Lunch at St. John’s Episcopal Church? Yes, Please!
Join us for a tasty tour of Tallahassee
Lively Cafe brings the outdoors inside.
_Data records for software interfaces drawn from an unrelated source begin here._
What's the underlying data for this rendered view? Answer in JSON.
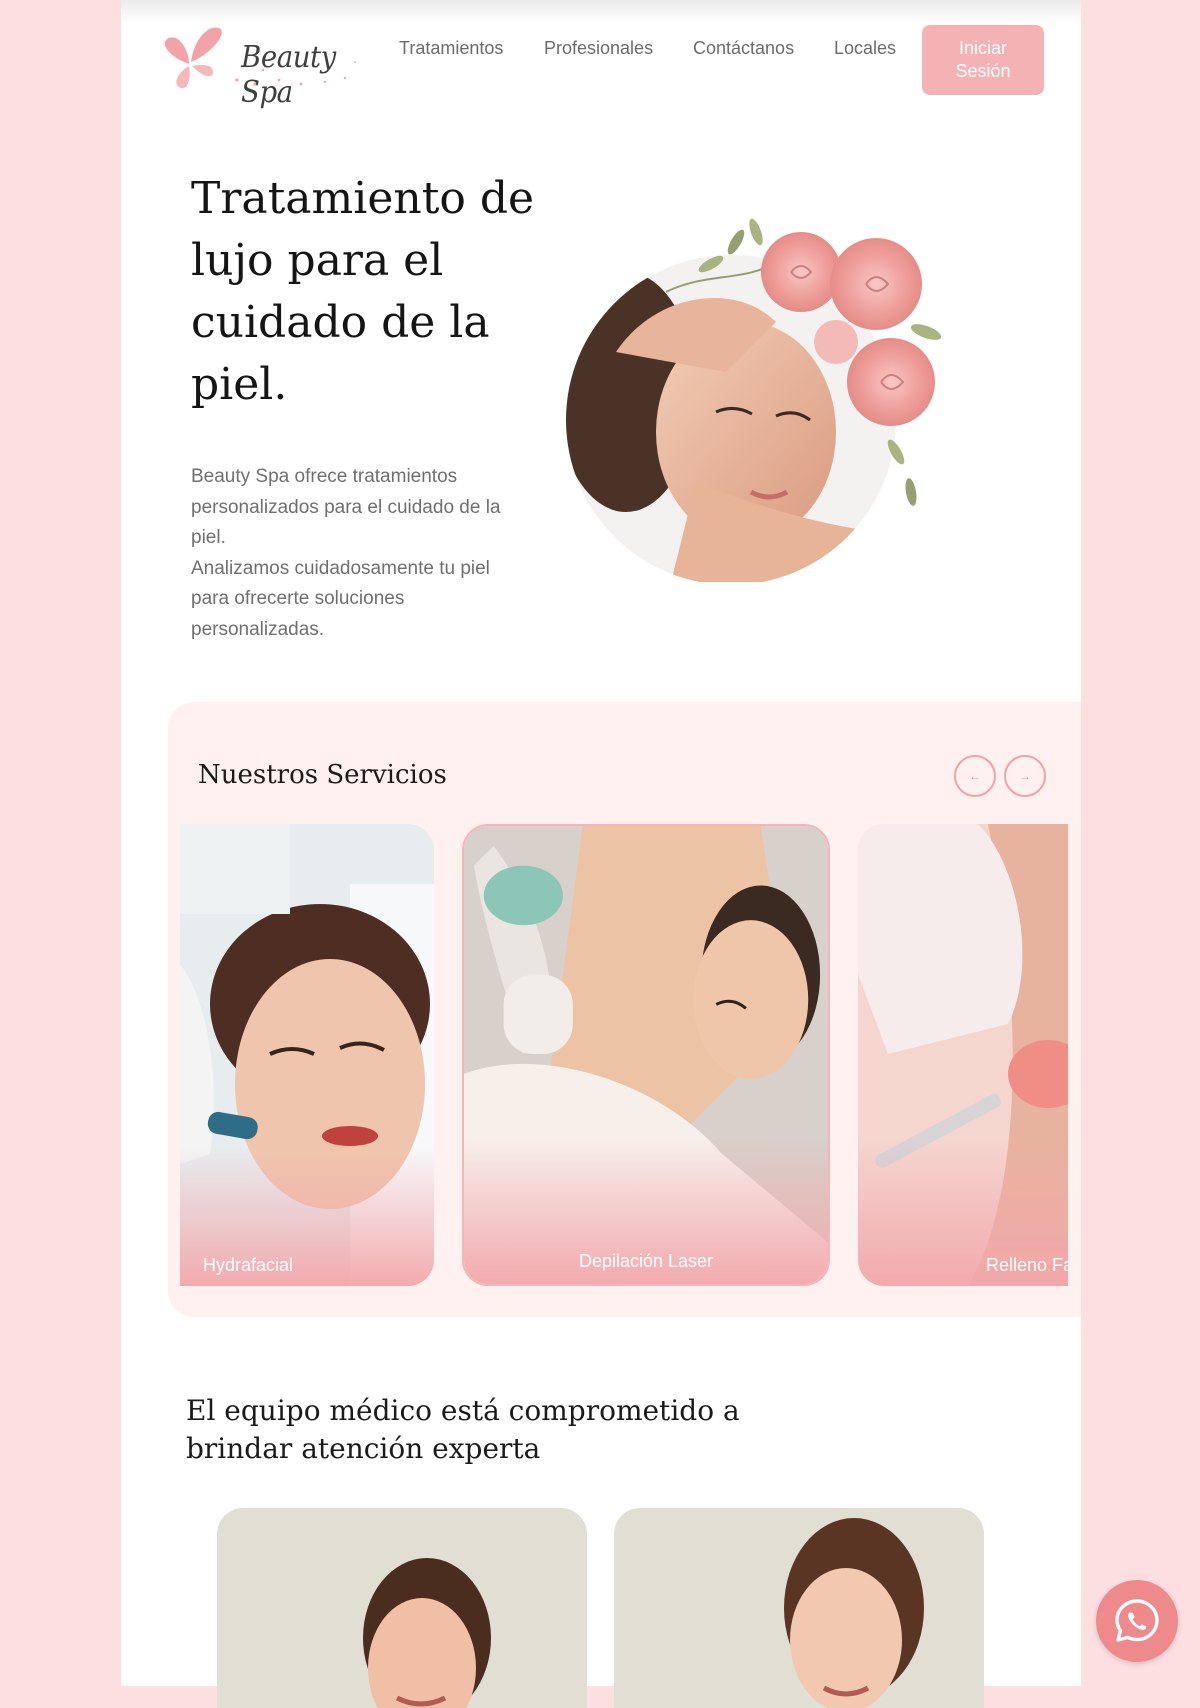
{
  "header": {
    "logo_text": "Beauty Spa",
    "nav": [
      "Tratamientos",
      "Profesionales",
      "Contáctanos",
      "Locales"
    ],
    "login_label": "Iniciar Sesión"
  },
  "hero": {
    "title": "Tratamiento de lujo para el cuidado de la piel.",
    "text_lines": [
      "Beauty Spa ofrece tratamientos personalizados para el cuidado de la piel.",
      "Analizamos cuidadosamente tu piel para ofrecerte soluciones personalizadas."
    ]
  },
  "services": {
    "title": "Nuestros Servicios",
    "prev_label": "←",
    "next_label": "→",
    "cards": [
      {
        "label": "Hydrafacial"
      },
      {
        "label": "Depilación Laser"
      },
      {
        "label": "Relleno Fa"
      }
    ]
  },
  "team": {
    "title": "El equipo médico está comprometido a brindar atención experta"
  },
  "colors": {
    "background": "#fddfe2",
    "accent": "#f4b2b4",
    "services_bg": "#fff1ef",
    "whatsapp": "#ee8a8b"
  },
  "icons": [
    "butterfly-logo-icon",
    "arrow-left-icon",
    "arrow-right-icon",
    "whatsapp-icon"
  ]
}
You’ll feel quite virtuous eating lunch at the Lively Café. For starters, it’s located in the community room of downtown’s historic St. John’s Episcopal Church — and the menu includes a great variety of healthful homemade soups, salads and sandwiches. There are a few deviations from your standard restaurant. They only serve lunch on weekdays from 11 a.m. to 1:30 p.m. and it’s cash or check only — no credit cards. There’s a rotating set of color-coded menus featuring four different collections of sandwiches and salads. The soup-and-half sandwich special costs $6.50, and pretty much any lunch you choose will come in at less than $10. You can just wing it and see what’s on the menu board when you get there (lucky you if you make it on a day when they’re serving She Crab Soup), or go to the St. John’s website (saint-john.org), which lists the week’s menu and specials. Regulars time their visits to avoid the rush of students who amble over from Leon High School.
Sometimes you’re just craving a juicy slice of prime rib — but you go with the chicken because it’s one of the most expensive things on the menu. at cody’s original roadhouse, you can get your red meat fix with a full-on roasted prime rib of beef meal for just $10.98 on the lunch menu. The 7-ounce cut is a gracious plenty of meat and it comes with salad, a side and a basket of hot, fresh sweet rolls served with cinnamon butter.
Masa’s Asian take on fried cheesecake is far from ordinary. Cheesecake is rolled into a wonton skin and served over ice cream with fresh strawberries, chocolate syrup and whipped cream. Other syrups, including mango, strawberry and kiwi, can be added to this sinfully sweet $6 treat for an extra zesty flavor.
WHAT DO THE CHEFS EAT ON A HOT DAY?
Cypress Executive Chef David Gwynn dives into summer with grilled seafood. “A good hamburger or grilled seafood speaks summertime to me,” the Best of Tallahassee winner said. “What’s also interesting is that in the summer months we tend to eat spicy food in a tropical climate because it makes us sweat, creating a cooling effect.”